** DATA TO EXAMINE **
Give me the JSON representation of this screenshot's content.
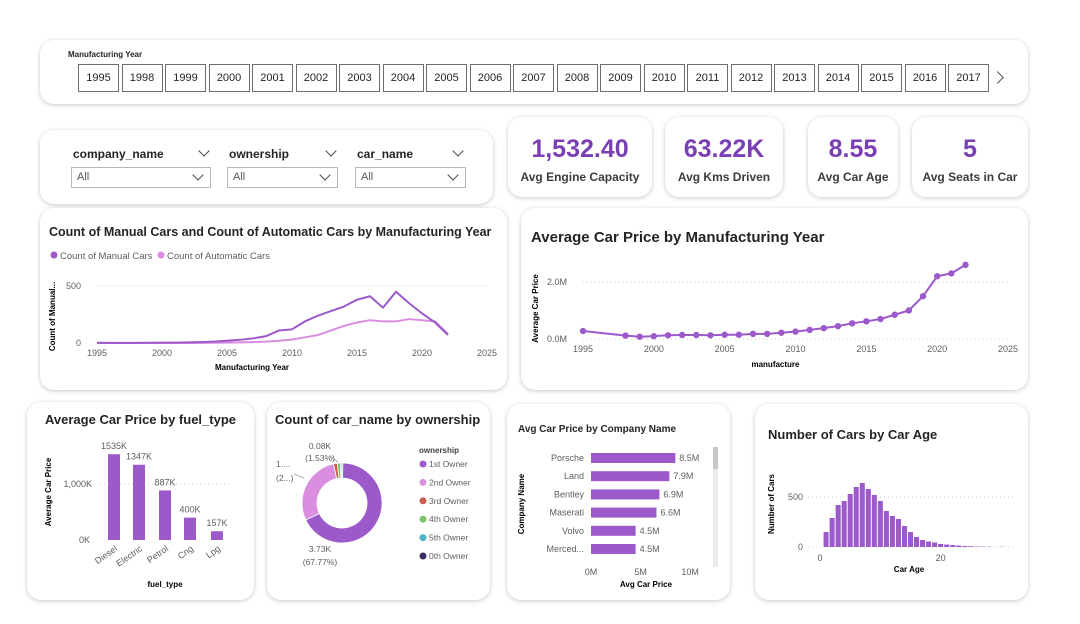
{
  "year_slicer": {
    "label": "Manufacturing Year",
    "years": [
      "1995",
      "1998",
      "1999",
      "2000",
      "2001",
      "2002",
      "2003",
      "2004",
      "2005",
      "2006",
      "2007",
      "2008",
      "2009",
      "2010",
      "2011",
      "2012",
      "2013",
      "2014",
      "2015",
      "2016",
      "2017"
    ]
  },
  "filters": [
    {
      "label": "company_name",
      "value": "All"
    },
    {
      "label": "ownership",
      "value": "All"
    },
    {
      "label": "car_name",
      "value": "All"
    }
  ],
  "kpis": [
    {
      "value": "1,532.40",
      "label": "Avg Engine Capacity"
    },
    {
      "value": "63.22K",
      "label": "Avg Kms Driven"
    },
    {
      "value": "8.55",
      "label": "Avg Car Age"
    },
    {
      "value": "5",
      "label": "Avg Seats in Car"
    }
  ],
  "colors": {
    "accent": "#7b3fb4",
    "series_dark": "#9b59c9",
    "series_light": "#d98ee0",
    "bar": "#9b59c9"
  },
  "chart_data": [
    {
      "id": "manual_auto",
      "type": "line",
      "title": "Count of Manual Cars and Count of Automatic Cars by Manufacturing Year",
      "xlabel": "Manufacturing Year",
      "ylabel": "Count of Manual...",
      "xlim": [
        1995,
        2025
      ],
      "ylim": [
        0,
        500
      ],
      "xticks": [
        "1995",
        "2000",
        "2005",
        "2010",
        "2015",
        "2020",
        "2025"
      ],
      "yticks": [
        "0",
        "500"
      ],
      "legend_position": "top-left",
      "x": [
        1995,
        1996,
        1997,
        1998,
        1999,
        2000,
        2001,
        2002,
        2003,
        2004,
        2005,
        2006,
        2007,
        2008,
        2009,
        2010,
        2011,
        2012,
        2013,
        2014,
        2015,
        2016,
        2017,
        2018,
        2019,
        2020,
        2021,
        2022
      ],
      "series": [
        {
          "name": "Count of Manual Cars",
          "color": "#9b59c9",
          "values": [
            2,
            1,
            1,
            1,
            2,
            3,
            3,
            5,
            8,
            12,
            20,
            28,
            40,
            60,
            110,
            120,
            190,
            240,
            280,
            320,
            380,
            410,
            310,
            450,
            350,
            260,
            180,
            70
          ]
        },
        {
          "name": "Count of Automatic Cars",
          "color": "#d98ee0",
          "values": [
            0,
            0,
            0,
            0,
            0,
            0,
            0,
            0,
            1,
            2,
            3,
            5,
            8,
            12,
            20,
            30,
            50,
            70,
            110,
            150,
            180,
            200,
            190,
            190,
            210,
            200,
            190,
            80
          ]
        }
      ]
    },
    {
      "id": "price_year",
      "type": "line",
      "title": "Average Car Price by Manufacturing Year",
      "xlabel": "manufacture",
      "ylabel": "Average Car Price",
      "xlim": [
        1995,
        2025
      ],
      "ylim": [
        0,
        2.7
      ],
      "xticks": [
        "1995",
        "2000",
        "2005",
        "2010",
        "2015",
        "2020",
        "2025"
      ],
      "yticks": [
        "0.0M",
        "2.0M"
      ],
      "x": [
        1995,
        1998,
        1999,
        2000,
        2001,
        2002,
        2003,
        2004,
        2005,
        2006,
        2007,
        2008,
        2009,
        2010,
        2011,
        2012,
        2013,
        2014,
        2015,
        2016,
        2017,
        2018,
        2019,
        2020,
        2021,
        2022
      ],
      "values": [
        0.28,
        0.12,
        0.08,
        0.1,
        0.13,
        0.14,
        0.14,
        0.13,
        0.15,
        0.15,
        0.18,
        0.18,
        0.22,
        0.26,
        0.32,
        0.38,
        0.45,
        0.55,
        0.62,
        0.7,
        0.85,
        1.0,
        1.5,
        2.2,
        2.3,
        2.6
      ]
    },
    {
      "id": "fuel",
      "type": "bar",
      "title": "Average Car Price by fuel_type",
      "xlabel": "fuel_type",
      "ylabel": "Average Car Price",
      "ylim": [
        0,
        1700
      ],
      "yticks": [
        "0K",
        "1,000K"
      ],
      "categories": [
        "Diesel",
        "Electric",
        "Petrol",
        "Cng",
        "Lpg"
      ],
      "values": [
        1535,
        1347,
        887,
        400,
        157
      ],
      "data_labels": [
        "1535K",
        "1347K",
        "887K",
        "400K",
        "157K"
      ]
    },
    {
      "id": "ownership",
      "type": "pie",
      "title": "Count of car_name by ownership",
      "legend_title": "ownership",
      "legend_position": "right",
      "slices": [
        {
          "name": "1st Owner",
          "value": 67.77,
          "color": "#9b59c9"
        },
        {
          "name": "2nd Owner",
          "value": 28.5,
          "color": "#d98ee0"
        },
        {
          "name": "3rd Owner",
          "value": 1.53,
          "color": "#c8604e"
        },
        {
          "name": "4th Owner",
          "value": 1.2,
          "color": "#7cc36b"
        },
        {
          "name": "5th Owner",
          "value": 0.6,
          "color": "#4fb3c8"
        },
        {
          "name": "0th Owner",
          "value": 0.4,
          "color": "#3e2a63"
        }
      ],
      "data_labels": [
        {
          "text": "0.08K",
          "sub": "(1.53%)"
        },
        {
          "text": "1....",
          "sub": "(2...)"
        },
        {
          "text": "3.73K",
          "sub": "(67.77%)"
        }
      ]
    },
    {
      "id": "company",
      "type": "bar",
      "orientation": "horizontal",
      "title": "Avg Car Price by Company Name",
      "xlabel": "Avg Car Price",
      "ylabel": "Company Name",
      "xlim": [
        0,
        12
      ],
      "xticks": [
        "0M",
        "5M",
        "10M"
      ],
      "categories": [
        "Porsche",
        "Land",
        "Bentley",
        "Maserati",
        "Volvo",
        "Merced..."
      ],
      "values": [
        8.5,
        7.9,
        6.9,
        6.6,
        4.5,
        4.5
      ],
      "data_labels": [
        "8.5M",
        "7.9M",
        "6.9M",
        "6.6M",
        "4.5M",
        "4.5M"
      ]
    },
    {
      "id": "age",
      "type": "bar",
      "title": "Number of Cars by Car Age",
      "xlabel": "Car Age",
      "ylabel": "Number of Cars",
      "xlim": [
        -2,
        32
      ],
      "ylim": [
        0,
        700
      ],
      "xticks": [
        "0",
        "20"
      ],
      "yticks": [
        "0",
        "500"
      ],
      "x": [
        1,
        2,
        3,
        4,
        5,
        6,
        7,
        8,
        9,
        10,
        11,
        12,
        13,
        14,
        15,
        16,
        17,
        18,
        19,
        20,
        21,
        22,
        23,
        24,
        25,
        26,
        27,
        28,
        30
      ],
      "values": [
        150,
        290,
        420,
        460,
        530,
        600,
        640,
        580,
        520,
        460,
        360,
        310,
        280,
        210,
        150,
        100,
        70,
        55,
        45,
        30,
        25,
        20,
        15,
        10,
        8,
        5,
        4,
        3,
        2
      ]
    }
  ]
}
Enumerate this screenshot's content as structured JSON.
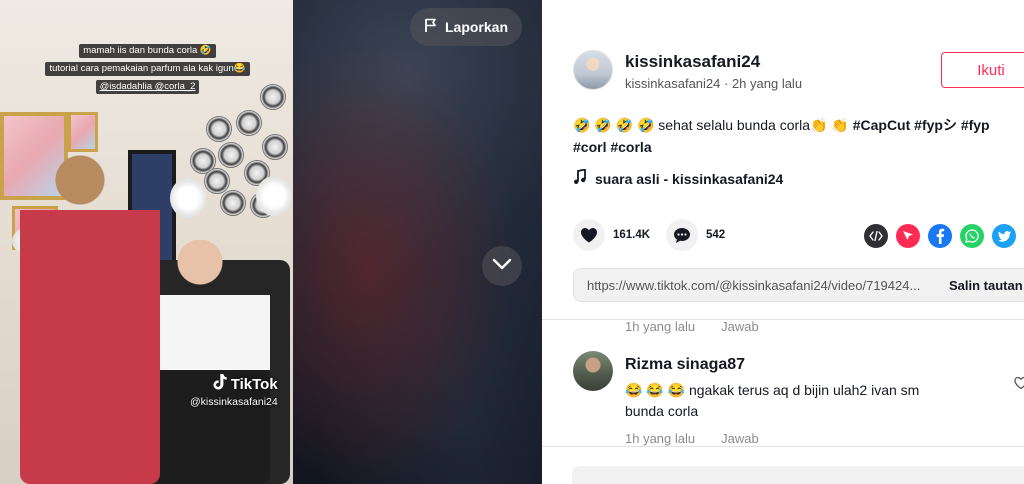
{
  "video": {
    "caption_lines": [
      "mamah iis dan bunda corla 🤣",
      "tutorial cara pemakaian parfum ala kak igun😂",
      "@isdadahlia @corla_2"
    ],
    "watermark_brand": "TikTok",
    "watermark_user": "@kissinkasafani24",
    "report_label": "Laporkan",
    "report_icon": "flag-icon",
    "next_icon": "chevron-down-icon"
  },
  "post": {
    "author_username": "kissinkasafani24",
    "author_meta": "kissinkasafani24 · 2h yang lalu",
    "follow_label": "Ikuti",
    "description_line1_plain": "🤣 🤣 🤣 🤣  sehat selalu bunda corla👏 👏 ",
    "description_line1_tags": "#CapCut #fypシ #fyp",
    "description_line2_tags": "#corl #corla",
    "music": "suara asli - kissinkasafani24",
    "likes": "161.4K",
    "comments": "542",
    "link": "https://www.tiktok.com/@kissinkasafani24/video/719424...",
    "copy_link_label": "Salin tautan",
    "share_icons": [
      "embed-icon",
      "send-icon",
      "facebook-icon",
      "whatsapp-icon",
      "twitter-icon"
    ],
    "colors": {
      "accent": "#fe2c55"
    }
  },
  "comments": {
    "prev_comment_time": "1h yang lalu",
    "reply_label": "Jawab",
    "items": [
      {
        "user": "Rizma sinaga87",
        "text": "😂 😂 😂  ngakak terus aq d bijin ulah2 ivan sm bunda corla",
        "time": "1h yang lalu",
        "reply": "Jawab"
      }
    ]
  }
}
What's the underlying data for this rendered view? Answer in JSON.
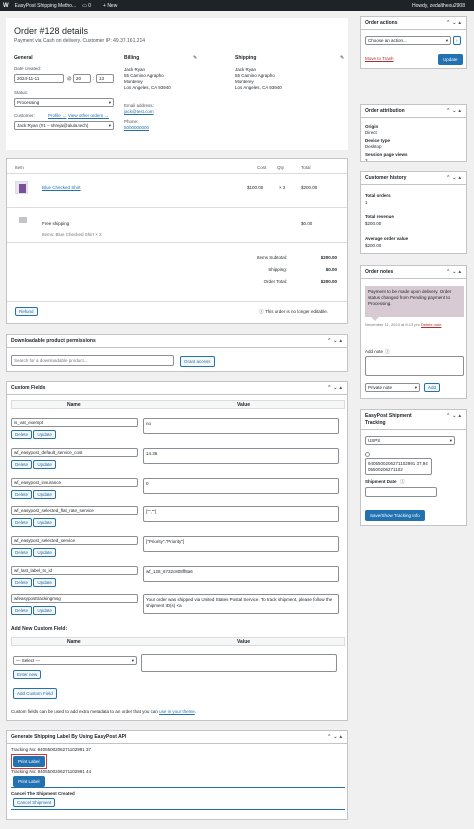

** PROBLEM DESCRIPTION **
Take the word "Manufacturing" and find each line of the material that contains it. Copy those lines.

** SOLUTION TO THE PROBLEM **
    "label": "Manufacturing Year",
      "title": "Count of Manual Cars and Count of Automatic Cars by Manufacturing Year",
      "xlabel": "Manufacturing Year",
      "title": "Average Car Price by Manufacturing Year",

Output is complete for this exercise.